Exercise goal: Whenever a line of the entries below holds the string "panel", copy that line and return it.

Items from an interface collection:
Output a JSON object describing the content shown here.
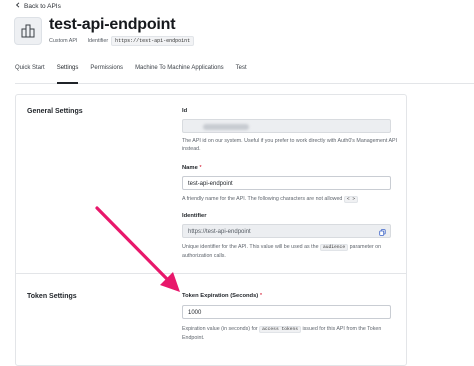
{
  "nav": {
    "back_label": "Back to APIs"
  },
  "header": {
    "title": "test-api-endpoint",
    "api_type": "Custom API",
    "identifier_label": "Identifier",
    "identifier_value": "https://test-api-endpoint"
  },
  "tabs": [
    {
      "label": "Quick Start",
      "active": false
    },
    {
      "label": "Settings",
      "active": true
    },
    {
      "label": "Permissions",
      "active": false
    },
    {
      "label": "Machine To Machine Applications",
      "active": false
    },
    {
      "label": "Test",
      "active": false
    }
  ],
  "general_settings": {
    "title": "General Settings",
    "id_field": {
      "label": "Id",
      "help": "The API id on our system. Useful if you prefer to work directly with Auth0's Management API instead."
    },
    "name_field": {
      "label": "Name",
      "required_mark": "*",
      "value": "test-api-endpoint",
      "help": "A friendly name for the API. The following characters are not allowed",
      "help_chip": "< >"
    },
    "identifier_field": {
      "label": "Identifier",
      "value": "https://test-api-endpoint",
      "help_before": "Unique identifier for the API. This value will be used as the",
      "help_chip": "audience",
      "help_after": "parameter on authorization calls."
    }
  },
  "token_settings": {
    "title": "Token Settings",
    "expiration_field": {
      "label": "Token Expiration (Seconds)",
      "required_mark": "*",
      "value": "1000",
      "help_before": "Expiration value (in seconds) for",
      "help_chip": "access tokens",
      "help_after": "issued for this API from the Token Endpoint."
    }
  },
  "colors": {
    "annotation_arrow": "#e8186b",
    "text_primary": "#1f2328",
    "border": "#e3e5e8"
  },
  "icons": {
    "back": "chevron-left-icon",
    "api": "building-blocks-icon",
    "copy": "copy-icon"
  }
}
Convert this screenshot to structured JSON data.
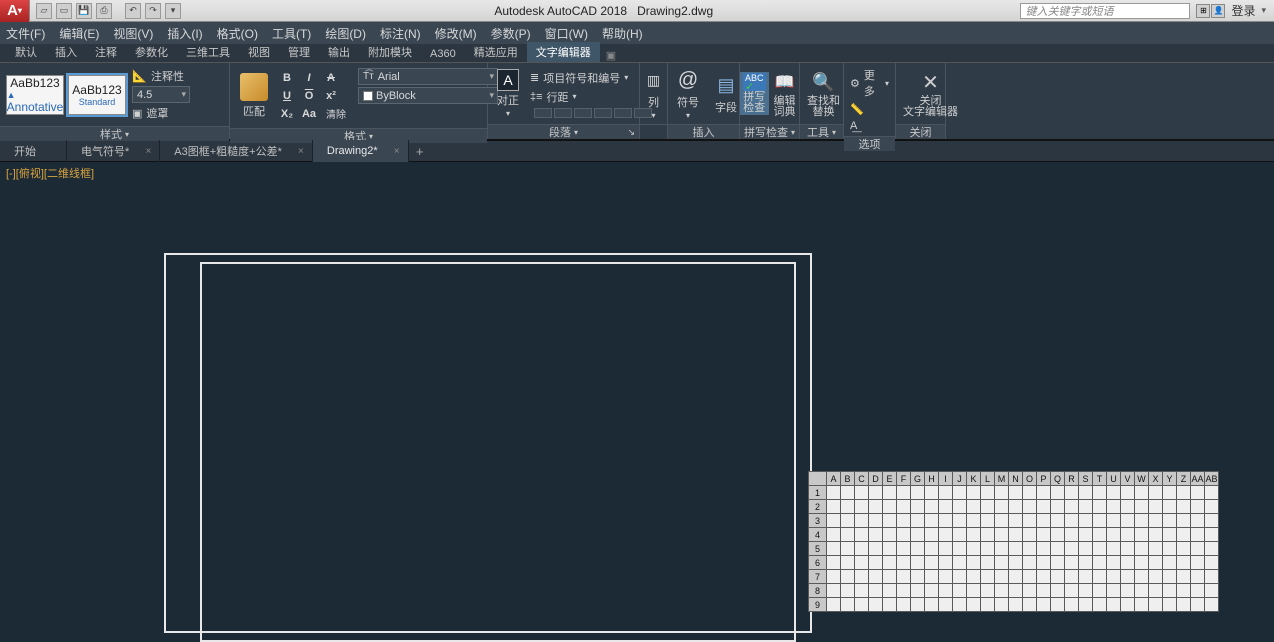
{
  "title": {
    "app": "Autodesk AutoCAD 2018",
    "doc": "Drawing2.dwg"
  },
  "search_placeholder": "键入关键字或短语",
  "login_label": "登录",
  "menus": [
    "文件(F)",
    "编辑(E)",
    "视图(V)",
    "插入(I)",
    "格式(O)",
    "工具(T)",
    "绘图(D)",
    "标注(N)",
    "修改(M)",
    "参数(P)",
    "窗口(W)",
    "帮助(H)"
  ],
  "ribbon_tabs": [
    "默认",
    "插入",
    "注释",
    "参数化",
    "三维工具",
    "视图",
    "管理",
    "输出",
    "附加模块",
    "A360",
    "精选应用",
    "文字编辑器"
  ],
  "active_ribbon_tab": 11,
  "styles": {
    "sample": "AaBb123",
    "annotative": "Annotative",
    "standard": "Standard",
    "annotative_label": "注释性",
    "font_size": "4.5",
    "mask_label": "遮罩",
    "panel": "样式"
  },
  "format": {
    "match": "匹配",
    "font": "Arial",
    "layer": "ByBlock",
    "panel": "格式",
    "bold": "B",
    "italic": "I",
    "strike": "A",
    "underline": "U",
    "overline": "O",
    "super": "x²",
    "clear": "清除"
  },
  "align": {
    "label": "对正",
    "panel": "段落",
    "bullets": "项目符号和编号",
    "linespace": "行距"
  },
  "columns": {
    "label": "列"
  },
  "insert": {
    "panel": "插入",
    "symbol": "符号",
    "field": "字段",
    "at": "@"
  },
  "spell": {
    "panel": "拼写检查",
    "spell": "拼写\n检查",
    "dict": "编辑\n词典",
    "abc": "ABC"
  },
  "tools": {
    "panel": "工具",
    "find": "查找和\n替换"
  },
  "options": {
    "panel": "选项",
    "more": "更多"
  },
  "close": {
    "panel": "关闭",
    "close": "关闭\n文字编辑器"
  },
  "file_tabs": [
    "开始",
    "电气符号*",
    "A3图框+粗糙度+公差*",
    "Drawing2*"
  ],
  "active_file_tab": 3,
  "viewport_label": "[-][俯视][二维线框]",
  "sheet": {
    "cols": [
      "A",
      "B",
      "C",
      "D",
      "E",
      "F",
      "G",
      "H",
      "I",
      "J",
      "K",
      "L",
      "M",
      "N",
      "O",
      "P",
      "Q",
      "R",
      "S",
      "T",
      "U",
      "V",
      "W",
      "X",
      "Y",
      "Z",
      "AA",
      "AB"
    ],
    "rows": [
      "1",
      "2",
      "3",
      "4",
      "5",
      "6",
      "7",
      "8",
      "9"
    ]
  }
}
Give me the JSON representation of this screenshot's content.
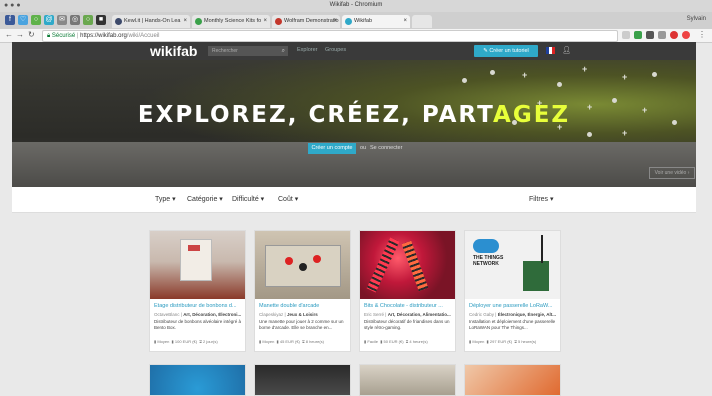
{
  "browser": {
    "window_title": "Wikifab - Chromium",
    "user_label": "Sylvain",
    "tabs": [
      {
        "label": "Kewl.it | Hands-On Lea",
        "color": "#3d4a6b"
      },
      {
        "label": "Monthly Science Kits fo",
        "color": "#3aa14a"
      },
      {
        "label": "Wolfram Demonstratio",
        "color": "#c3362b"
      },
      {
        "label": "Wikifab",
        "color": "#2fa9c9"
      }
    ],
    "url_secure": "Sécurisé",
    "url_domain": "https://wikifab.org",
    "url_path": "/wiki/Accueil"
  },
  "site": {
    "logo": "wikifab",
    "search_placeholder": "Rechercher",
    "nav": [
      "Explorer",
      "Groupes"
    ],
    "create_button": "✎ Créer un tutoriel"
  },
  "hero": {
    "headline_a": "EXPLOREZ, CRÉEZ, PART",
    "headline_b": "AGEZ",
    "cta": "Créer un compte",
    "or": "ou",
    "login": "Se connecter",
    "video": "Voir une vidéo ›"
  },
  "filters": {
    "type": "Type ▾",
    "category": "Catégorie ▾",
    "difficulty": "Difficulté ▾",
    "cost": "Coût ▾",
    "more": "Filtres ▾"
  },
  "cards": [
    {
      "title": "Étage distributeur de bonbons d...",
      "author": "OctaveBlanc",
      "cats": "Art, Décoration, Électroni...",
      "desc": "Distributeur de bonbons alvéolaire intégré à Bento Box.",
      "level": "Moyen",
      "cost": "100 EUR (€)",
      "time": "2 jour(s)"
    },
    {
      "title": "Manette double d'arcade",
      "author": "Clapeskiyaz",
      "cats": "Jeux & Loisirs",
      "desc": "Une manette pour jouer à 2 comme sur un borne d'arcade. Elle se branche en...",
      "level": "Moyen",
      "cost": "45 EUR (€)",
      "time": "8 heure(s)"
    },
    {
      "title": "Bits & Chocolate - distributeur ...",
      "author": "Eric Serré",
      "cats": "Art, Décoration, Alimentatio...",
      "desc": "Distributeur décoratif de friandises dans un style rétro-gaming.",
      "level": "Facile",
      "cost": "50 EUR (€)",
      "time": "4 heure(s)"
    },
    {
      "title": "Déployer une passerelle LoRaW...",
      "author": "Cedric Gaby",
      "cats": "Électronique, Énergie, Alt...",
      "desc": "Installation et déploiement d'une passerelle LoRaWAN pour The Things...",
      "level": "Moyen",
      "cost": "297 EUR (€)",
      "time": "5 heure(s)"
    }
  ],
  "colors": {
    "accent": "#2fa9c9",
    "header": "#3a3a3a",
    "highlight": "#e8ff3a"
  }
}
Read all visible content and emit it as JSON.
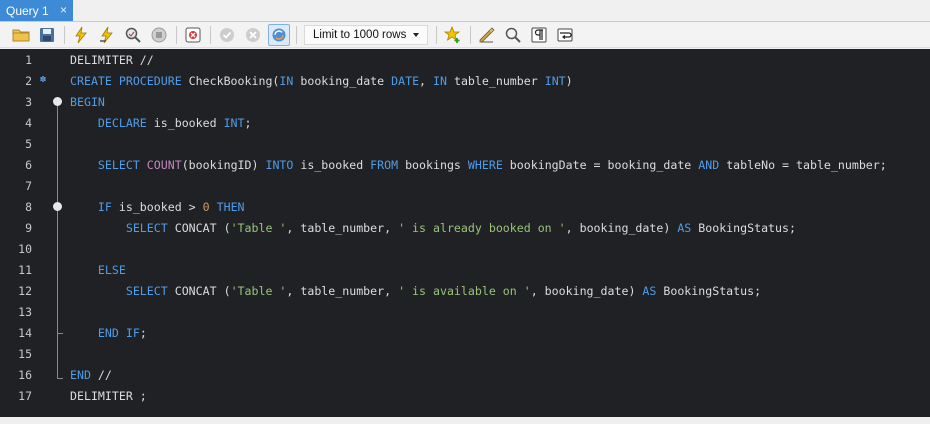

Exercise result:
    "panel": "样式"
    "panel": "格式",
    "panel": "段落",
    "panel": "插入",
    "panel": "拼写检查",
    "panel": "工具",
    "panel": "选项",
    "panel": "关闭",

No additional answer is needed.